### [Input data]
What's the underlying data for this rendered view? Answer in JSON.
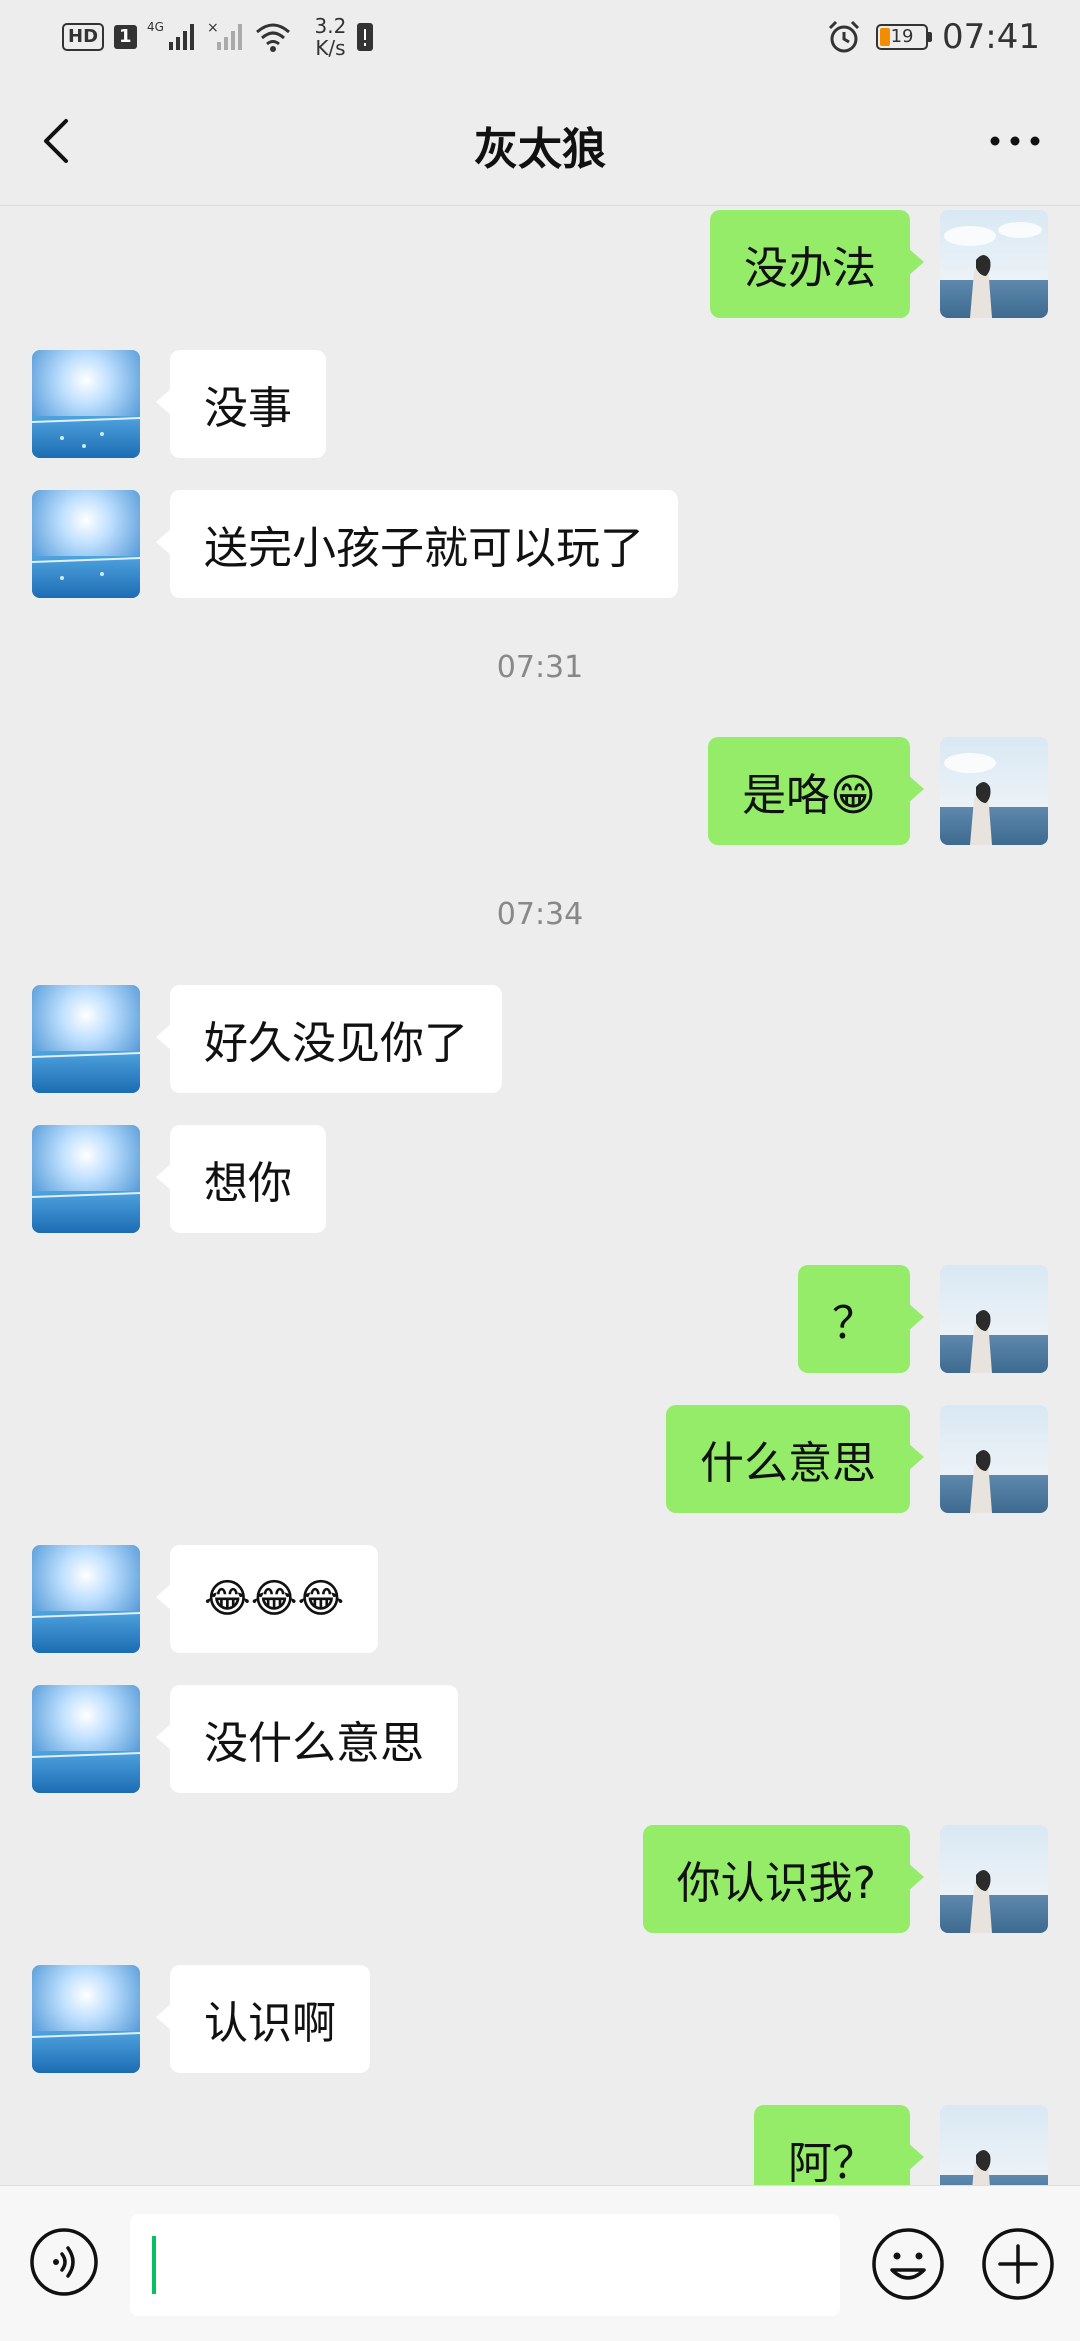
{
  "status_bar": {
    "hd": "HD",
    "sim": "1",
    "network": "4G",
    "speed_value": "3.2",
    "speed_unit": "K/s",
    "battery_level": "19",
    "time": "07:41"
  },
  "header": {
    "title": "灰太狼"
  },
  "messages": [
    {
      "side": "out",
      "text": "没办法"
    },
    {
      "side": "in",
      "text": "没事"
    },
    {
      "side": "in",
      "text": "送完小孩子就可以玩了"
    },
    {
      "type": "time",
      "text": "07:31"
    },
    {
      "side": "out",
      "text": "是咯😁"
    },
    {
      "type": "time",
      "text": "07:34"
    },
    {
      "side": "in",
      "text": "好久没见你了"
    },
    {
      "side": "in",
      "text": "想你"
    },
    {
      "side": "out",
      "text": "？"
    },
    {
      "side": "out",
      "text": "什么意思"
    },
    {
      "side": "in",
      "text": "😂😂😂"
    },
    {
      "side": "in",
      "text": "没什么意思"
    },
    {
      "side": "out",
      "text": "你认识我?"
    },
    {
      "side": "in",
      "text": "认识啊"
    },
    {
      "side": "out",
      "text": "阿？"
    }
  ],
  "input": {
    "value": ""
  },
  "colors": {
    "outgoing_bubble": "#95ec69",
    "incoming_bubble": "#ffffff",
    "background": "#ededed",
    "caret": "#07c160"
  }
}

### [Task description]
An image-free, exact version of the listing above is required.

### [Exercise answer]
What's the underlying data for this rendered view? Answer in JSON.
{
  "status_bar": {
    "hd": "HD",
    "sim": "1",
    "network": "4G",
    "speed_value": "3.2",
    "speed_unit": "K/s",
    "battery_level": "19",
    "time": "07:41"
  },
  "header": {
    "title": "灰太狼"
  },
  "messages": [
    {
      "side": "out",
      "text": "没办法"
    },
    {
      "side": "in",
      "text": "没事"
    },
    {
      "side": "in",
      "text": "送完小孩子就可以玩了"
    },
    {
      "type": "time",
      "text": "07:31"
    },
    {
      "side": "out",
      "text": "是咯😁"
    },
    {
      "type": "time",
      "text": "07:34"
    },
    {
      "side": "in",
      "text": "好久没见你了"
    },
    {
      "side": "in",
      "text": "想你"
    },
    {
      "side": "out",
      "text": "？"
    },
    {
      "side": "out",
      "text": "什么意思"
    },
    {
      "side": "in",
      "text": "😂😂😂"
    },
    {
      "side": "in",
      "text": "没什么意思"
    },
    {
      "side": "out",
      "text": "你认识我?"
    },
    {
      "side": "in",
      "text": "认识啊"
    },
    {
      "side": "out",
      "text": "阿？"
    }
  ],
  "input": {
    "value": ""
  },
  "colors": {
    "outgoing_bubble": "#95ec69",
    "incoming_bubble": "#ffffff",
    "background": "#ededed",
    "caret": "#07c160"
  }
}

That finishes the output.